The city of Zaira, for example, consists solely of "relationships between the measurements of its space and the events of its past"; you will recognise here a trace of a 'sixties cult which was known, if I remember rightly, as 'semiology', and Invisible Cities is concerned with the signs and the systems of signs which make up what sociologists call the 'modern city'. But academic generalities always have a gaggle of simple and boring moral judgements behind them, and this book is no exception: Sr Calvino tells us, for example, that we can only understand the past by travelling ever onward, that existence "in all of its moments is all of itself", and that you must give form to your desires in order to master them—a somewhat shaky ground on which to build his particular Tower of Babel. But Invisible Cities is not completely spurious. Sr Calvino has an unconventional imagination which concentrates upon clusters of objects, upon what is small, hard and visible, and in this way he can substantiate some of the more weightless hopes and anxieties which rarely find a local habitation, let alone a name. His imagination only becomes flaccid when it loses specificity, and retreats into sentimental surrealism. (pp. 214-15)
Peter Ackroyd, in The Spectator (© 1975 by The Spectator; reprinted by permission of The Spectator), February 22, 1975.

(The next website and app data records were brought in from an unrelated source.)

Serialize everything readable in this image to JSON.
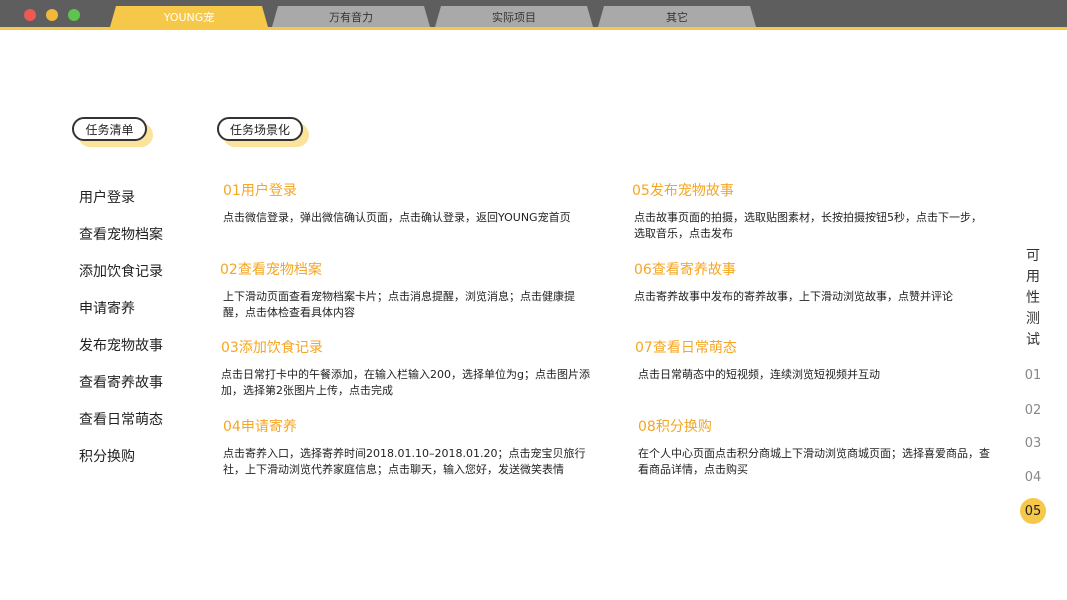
{
  "window": {
    "tabs": [
      {
        "label": "YOUNG宠"
      },
      {
        "label": "万有音力"
      },
      {
        "label": "实际项目"
      },
      {
        "label": "其它"
      }
    ]
  },
  "headers": {
    "task_list": "任务清单",
    "scenario": "任务场景化"
  },
  "task_list": [
    "用户登录",
    "查看宠物档案",
    "添加饮食记录",
    "申请寄养",
    "发布宠物故事",
    "查看寄养故事",
    "查看日常萌态",
    "积分换购"
  ],
  "scenarios": [
    {
      "title": "01用户登录",
      "desc": "点击微信登录，弹出微信确认页面，点击确认登录，返回YOUNG宠首页"
    },
    {
      "title": "02查看宠物档案",
      "desc": "上下滑动页面查看宠物档案卡片；点击消息提醒，浏览消息；点击健康提醒，点击体检查看具体内容"
    },
    {
      "title": "03添加饮食记录",
      "desc": "点击日常打卡中的午餐添加，在输入栏输入200，选择单位为g；点击图片添加，选择第2张图片上传，点击完成"
    },
    {
      "title": "04申请寄养",
      "desc": "点击寄养入口，选择寄养时间2018.01.10–2018.01.20；点击宠宝贝旅行社，上下滑动浏览代养家庭信息；点击聊天，输入您好，发送微笑表情"
    },
    {
      "title": "05发布宠物故事",
      "desc": "点击故事页面的拍摄，选取贴图素材，长按拍摄按钮5秒，点击下一步，选取音乐，点击发布"
    },
    {
      "title": "06查看寄养故事",
      "desc": "点击寄养故事中发布的寄养故事，上下滑动浏览故事，点赞并评论"
    },
    {
      "title": "07查看日常萌态",
      "desc": "点击日常萌态中的短视频，连续浏览短视频并互动"
    },
    {
      "title": "08积分换购",
      "desc": "在个人中心页面点击积分商城上下滑动浏览商城页面；选择喜爱商品，查看商品详情，点击购买"
    }
  ],
  "side_nav": {
    "title_chars": [
      "可",
      "用",
      "性",
      "测",
      "试"
    ],
    "pages": [
      "01",
      "02",
      "03",
      "04",
      "05"
    ],
    "active_page": "05"
  },
  "colors": {
    "accent": "#f6c84a",
    "title_orange": "#f5a623",
    "titlebar": "#5e5e5e"
  }
}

Like Jorge Luis Borges and Gabriel García Márquez, Italo Calvino dreams perfect dreams for us; the fantasy of these three Latins ranges beyond the egoism that truncates and anguishingly turns inward the fables of Kafka and that limits the kaleidoscopic visions of Nabokov. Of the three, Calvino is the sunniest, the most variously and benignly curious about the human truth as it comes embedded in its animal, vegetable, historical, and cosmic contexts; all his investigations spiral in upon the central question of How shall we live? In "Invisible Cities" …, he has produced a consummate book, both crystalline and limpid, adamant and airy, intricate and ingenuous, playful yet "worked" with a monkish care upon materials of great imaginative density and resonance. The book, a sheaf of imaginary cities, combines the slightly brittle and programmatic science fiction of "Cosmicomics" and "t zero" with affectionate mood and elegiac landscapes of his earlier, more naturalistic stories. (p. 137)
Beneath Calvino's tireless shimmer of fancy, his concern over how men live together has carried into our minds…. Led to read on by the fascination of the details and the grave beauty of the prose, we find the civic ideal unfolding within us—the same ideal that underlay Calvino's most autobiographical short story, "The Watcher" (1963)….
The indirectional, transactional method of "Invisible Cities" is the opposite of that of "Cosmicomics," which announces its idea at the outset—suppose human personalities to be present amid the geological and galactic events modern science describes—and then, more or less amusingly, but a trifle mechanically, executes it. The idea of "Invisible Cities" is not announced; it gradually dawns. (p. 138)
John Updike, "Metropolises of the Mind," in The New Yorker (© 1975 by The New Yorker Magazine, Inc.), February 24, 1975, pp. 137-40.